By Maynard & Sumner, LLC of Maynard & Sumner, LLC posted in Criminal Defense on Monday, October 15, 2012.
On Friday, October 5, 2012, local and federal authorities arrested a Newark woman for possession of 16 grams of cocaine, 200 grams of marijuana, drug paraphernalia and a loaded semiautomatic handgun. The arrest came after a search warrant was executed. The criminal defenses to these charges can arise from the improper issuance or execution of the search warrant.
In the State of New Jersey, there are three distinct circumstances by which state and federal law enforcement may obtain a search warrant:
- Normal case: by which an applicant personally appears before a judge and provides sworn testimony or an affidavit setting forth the factual basis (probable cause) for the warrant;

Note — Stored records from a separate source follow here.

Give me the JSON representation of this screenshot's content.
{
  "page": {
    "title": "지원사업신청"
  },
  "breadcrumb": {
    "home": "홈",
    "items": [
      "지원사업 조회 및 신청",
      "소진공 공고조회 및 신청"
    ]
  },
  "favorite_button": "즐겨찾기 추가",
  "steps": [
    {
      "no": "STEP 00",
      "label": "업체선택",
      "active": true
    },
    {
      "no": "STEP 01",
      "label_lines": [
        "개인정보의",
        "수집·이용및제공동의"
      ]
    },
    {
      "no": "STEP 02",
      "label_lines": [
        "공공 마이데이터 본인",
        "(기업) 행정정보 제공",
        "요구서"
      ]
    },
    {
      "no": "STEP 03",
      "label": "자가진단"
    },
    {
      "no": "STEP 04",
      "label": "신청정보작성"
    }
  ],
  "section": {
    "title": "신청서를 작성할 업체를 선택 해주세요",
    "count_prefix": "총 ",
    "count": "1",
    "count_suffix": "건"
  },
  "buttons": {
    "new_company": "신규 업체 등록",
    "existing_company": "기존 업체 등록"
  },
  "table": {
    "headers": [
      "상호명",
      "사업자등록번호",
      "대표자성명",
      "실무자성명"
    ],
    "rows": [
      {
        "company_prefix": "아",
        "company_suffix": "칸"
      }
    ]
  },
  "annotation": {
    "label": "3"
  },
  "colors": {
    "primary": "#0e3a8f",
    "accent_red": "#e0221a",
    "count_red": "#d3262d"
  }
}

- Telephone or verbal warrant: followed by written documentation, law enforcement communicates the probable cause to a judge by phone or other electronic means (usually done in exigent circumstances);
- Anticipatory warrants: “warrants based on reliable facts establishing that probable cause will develop at a designated time and place in the future”;
It is commonly misperceived that a “no-knock” warrant is a fourth type. However, it is not a warrant, but relates to the means of execution. Warrants have an established knock-and-announce rule. Therefore, police must have a fact-specific and fact-sensitive explanation as to why an unannounced entry is needed.
In the case of the Newark, New Jersey woman, it is unclear as to what probable cause was ascertained to obtain the search warrant or whether the warrant was properly executed. In criminal defense matters, if a search warrant was not properly executed, all evidence obtained by means of that improper execution may be barred in use at a trial.
If you have been arrested after the execution of a search warrant, contact an experienced criminal defense lawyer who will investigate whether the warrant was properly issued and executed within the perimeters of the law.